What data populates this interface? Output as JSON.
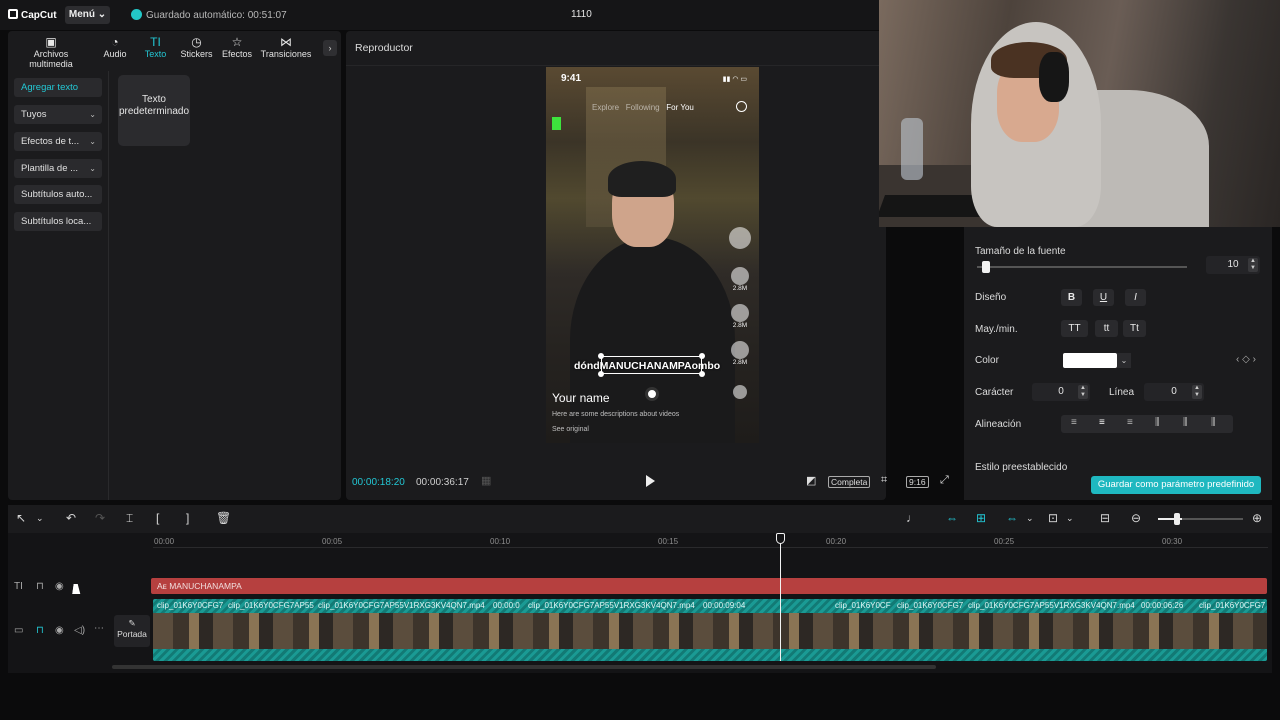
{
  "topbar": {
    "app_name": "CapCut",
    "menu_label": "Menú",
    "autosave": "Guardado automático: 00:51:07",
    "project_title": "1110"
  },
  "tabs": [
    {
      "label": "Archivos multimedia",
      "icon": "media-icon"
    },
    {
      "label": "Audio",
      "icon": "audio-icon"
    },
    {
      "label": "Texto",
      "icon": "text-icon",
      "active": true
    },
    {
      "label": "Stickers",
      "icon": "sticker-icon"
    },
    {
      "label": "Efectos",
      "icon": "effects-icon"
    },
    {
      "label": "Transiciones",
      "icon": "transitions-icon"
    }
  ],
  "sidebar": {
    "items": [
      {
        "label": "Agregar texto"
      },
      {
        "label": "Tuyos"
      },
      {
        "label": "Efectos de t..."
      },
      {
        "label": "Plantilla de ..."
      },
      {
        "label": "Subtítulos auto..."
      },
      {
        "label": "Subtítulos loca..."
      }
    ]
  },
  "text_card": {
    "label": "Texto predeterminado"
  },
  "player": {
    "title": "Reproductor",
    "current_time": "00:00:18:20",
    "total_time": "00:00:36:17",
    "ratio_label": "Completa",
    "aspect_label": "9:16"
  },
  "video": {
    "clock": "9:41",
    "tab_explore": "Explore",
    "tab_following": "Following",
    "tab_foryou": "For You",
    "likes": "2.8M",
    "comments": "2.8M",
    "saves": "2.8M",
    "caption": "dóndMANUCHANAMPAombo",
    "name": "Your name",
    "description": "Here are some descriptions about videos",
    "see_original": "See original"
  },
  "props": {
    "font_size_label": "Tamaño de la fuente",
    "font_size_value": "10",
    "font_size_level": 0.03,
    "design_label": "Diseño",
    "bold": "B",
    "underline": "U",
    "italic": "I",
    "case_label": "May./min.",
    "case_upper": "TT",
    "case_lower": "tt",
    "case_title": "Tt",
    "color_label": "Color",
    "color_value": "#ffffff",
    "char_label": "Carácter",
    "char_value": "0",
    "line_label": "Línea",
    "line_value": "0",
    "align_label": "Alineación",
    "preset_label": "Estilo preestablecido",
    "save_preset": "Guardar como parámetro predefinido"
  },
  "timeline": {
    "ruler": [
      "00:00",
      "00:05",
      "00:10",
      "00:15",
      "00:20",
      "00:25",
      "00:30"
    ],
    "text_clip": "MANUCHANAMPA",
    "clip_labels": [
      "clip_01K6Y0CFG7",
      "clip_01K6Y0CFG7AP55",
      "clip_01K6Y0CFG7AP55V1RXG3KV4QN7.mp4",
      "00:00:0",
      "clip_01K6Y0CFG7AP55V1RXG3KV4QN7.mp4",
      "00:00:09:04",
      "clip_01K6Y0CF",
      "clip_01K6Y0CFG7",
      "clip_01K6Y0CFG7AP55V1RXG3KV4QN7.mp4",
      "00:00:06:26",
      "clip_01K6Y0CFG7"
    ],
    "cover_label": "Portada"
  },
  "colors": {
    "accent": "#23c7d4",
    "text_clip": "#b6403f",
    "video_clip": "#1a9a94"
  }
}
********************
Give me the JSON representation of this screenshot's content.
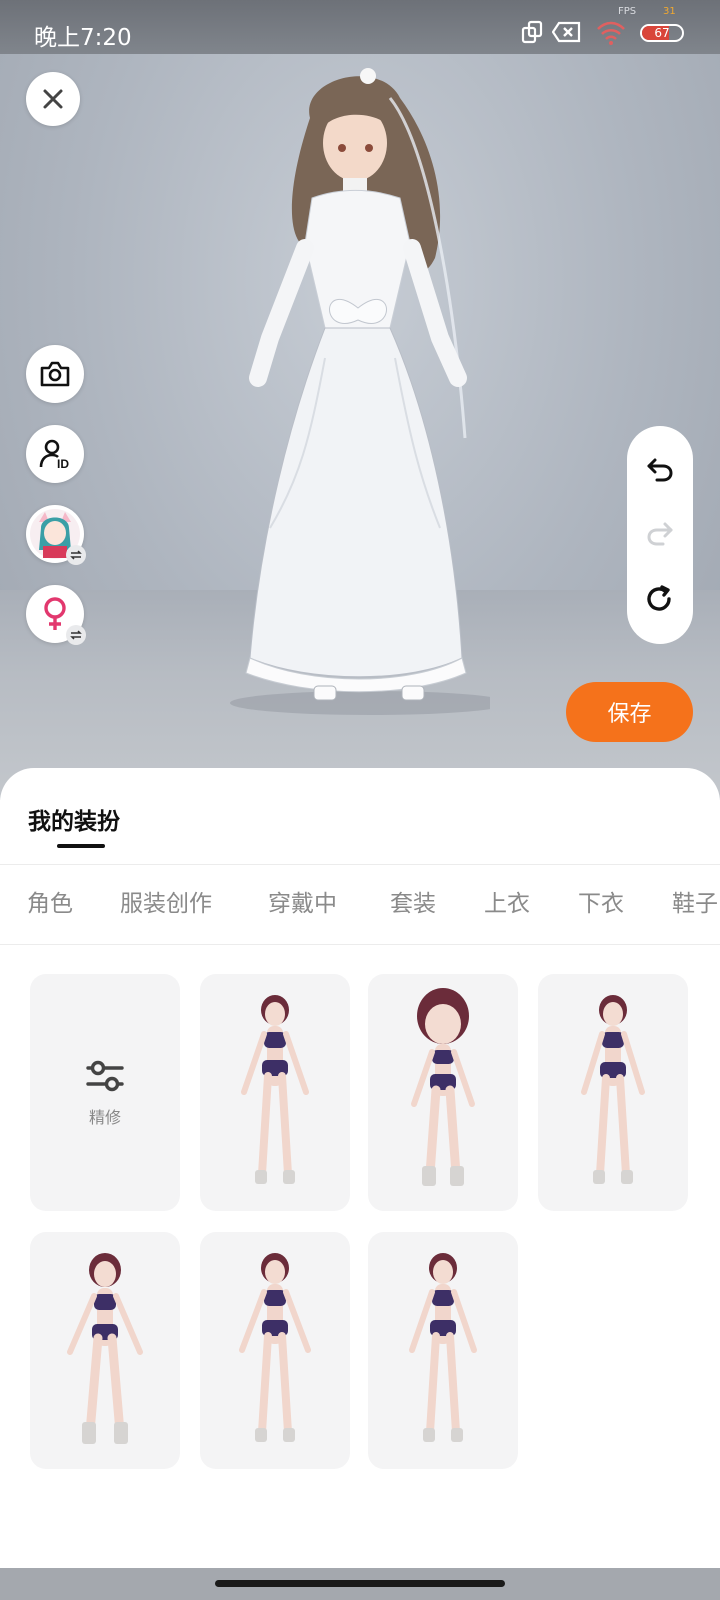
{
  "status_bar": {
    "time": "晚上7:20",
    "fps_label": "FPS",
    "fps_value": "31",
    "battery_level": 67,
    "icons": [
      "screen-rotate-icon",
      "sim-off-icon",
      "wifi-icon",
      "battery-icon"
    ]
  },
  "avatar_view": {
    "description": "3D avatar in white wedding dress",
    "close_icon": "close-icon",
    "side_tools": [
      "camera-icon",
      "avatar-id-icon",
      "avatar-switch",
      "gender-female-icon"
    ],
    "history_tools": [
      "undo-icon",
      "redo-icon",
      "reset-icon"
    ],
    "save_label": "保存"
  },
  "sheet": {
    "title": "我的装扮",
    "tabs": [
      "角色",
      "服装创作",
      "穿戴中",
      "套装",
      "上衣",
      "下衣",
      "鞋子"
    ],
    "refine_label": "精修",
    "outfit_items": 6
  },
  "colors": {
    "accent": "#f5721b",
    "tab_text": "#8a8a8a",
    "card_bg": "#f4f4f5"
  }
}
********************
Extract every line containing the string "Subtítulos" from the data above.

        "label": "Subtítulos auto..."
        "label": "Subtítulos loca..."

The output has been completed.